» **Exercise prompt**
Write the data out again, word for word.

» **Data supplied**
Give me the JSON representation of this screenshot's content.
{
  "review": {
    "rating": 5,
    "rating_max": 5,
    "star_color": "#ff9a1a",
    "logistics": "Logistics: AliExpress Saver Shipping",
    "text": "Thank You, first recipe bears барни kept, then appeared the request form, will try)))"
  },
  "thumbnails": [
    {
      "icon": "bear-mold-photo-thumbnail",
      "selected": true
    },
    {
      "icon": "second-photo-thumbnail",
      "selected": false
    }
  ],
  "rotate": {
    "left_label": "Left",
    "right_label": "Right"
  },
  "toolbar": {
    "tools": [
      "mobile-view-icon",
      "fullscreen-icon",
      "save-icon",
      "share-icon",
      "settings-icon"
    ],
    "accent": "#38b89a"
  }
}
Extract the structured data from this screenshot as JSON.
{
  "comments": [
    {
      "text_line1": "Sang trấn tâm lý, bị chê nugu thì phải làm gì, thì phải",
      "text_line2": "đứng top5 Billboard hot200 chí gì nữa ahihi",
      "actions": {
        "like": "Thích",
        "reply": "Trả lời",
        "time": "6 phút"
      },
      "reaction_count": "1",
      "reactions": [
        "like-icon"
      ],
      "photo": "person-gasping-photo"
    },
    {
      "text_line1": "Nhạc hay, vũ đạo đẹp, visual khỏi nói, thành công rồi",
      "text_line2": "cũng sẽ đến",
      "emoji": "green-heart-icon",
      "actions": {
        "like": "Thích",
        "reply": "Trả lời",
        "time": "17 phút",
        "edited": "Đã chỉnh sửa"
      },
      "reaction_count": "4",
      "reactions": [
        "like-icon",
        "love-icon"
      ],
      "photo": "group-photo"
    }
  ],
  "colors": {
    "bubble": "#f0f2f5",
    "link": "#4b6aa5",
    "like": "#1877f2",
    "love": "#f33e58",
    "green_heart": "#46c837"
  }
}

» **Worked solution**
Give me the JSON representation of this screenshot's content.
{
  "review": {
    "rating": 5,
    "rating_max": 5,
    "star_color": "#ff9a1a",
    "logistics": "Logistics: AliExpress Saver Shipping",
    "text": "Thank You, first recipe bears барни kept, then appeared the request form, will try)))"
  },
  "thumbnails": [
    {
      "icon": "bear-mold-photo-thumbnail",
      "selected": true
    },
    {
      "icon": "second-photo-thumbnail",
      "selected": false
    }
  ],
  "rotate": {
    "left_label": "Left",
    "right_label": "Right"
  },
  "toolbar": {
    "tools": [
      "mobile-view-icon",
      "fullscreen-icon",
      "save-icon",
      "share-icon",
      "settings-icon"
    ],
    "accent": "#38b89a"
  }
}
Extract the structured data from this screenshot as JSON.
{
  "comments": [
    {
      "text_line1": "Sang trấn tâm lý, bị chê nugu thì phải làm gì, thì phải",
      "text_line2": "đứng top5 Billboard hot200 chí gì nữa ahihi",
      "actions": {
        "like": "Thích",
        "reply": "Trả lời",
        "time": "6 phút"
      },
      "reaction_count": "1",
      "reactions": [
        "like-icon"
      ],
      "photo": "person-gasping-photo"
    },
    {
      "text_line1": "Nhạc hay, vũ đạo đẹp, visual khỏi nói, thành công rồi",
      "text_line2": "cũng sẽ đến",
      "emoji": "green-heart-icon",
      "actions": {
        "like": "Thích",
        "reply": "Trả lời",
        "time": "17 phút",
        "edited": "Đã chỉnh sửa"
      },
      "reaction_count": "4",
      "reactions": [
        "like-icon",
        "love-icon"
      ],
      "photo": "group-photo"
    }
  ],
  "colors": {
    "bubble": "#f0f2f5",
    "link": "#4b6aa5",
    "like": "#1877f2",
    "love": "#f33e58",
    "green_heart": "#46c837"
  }
}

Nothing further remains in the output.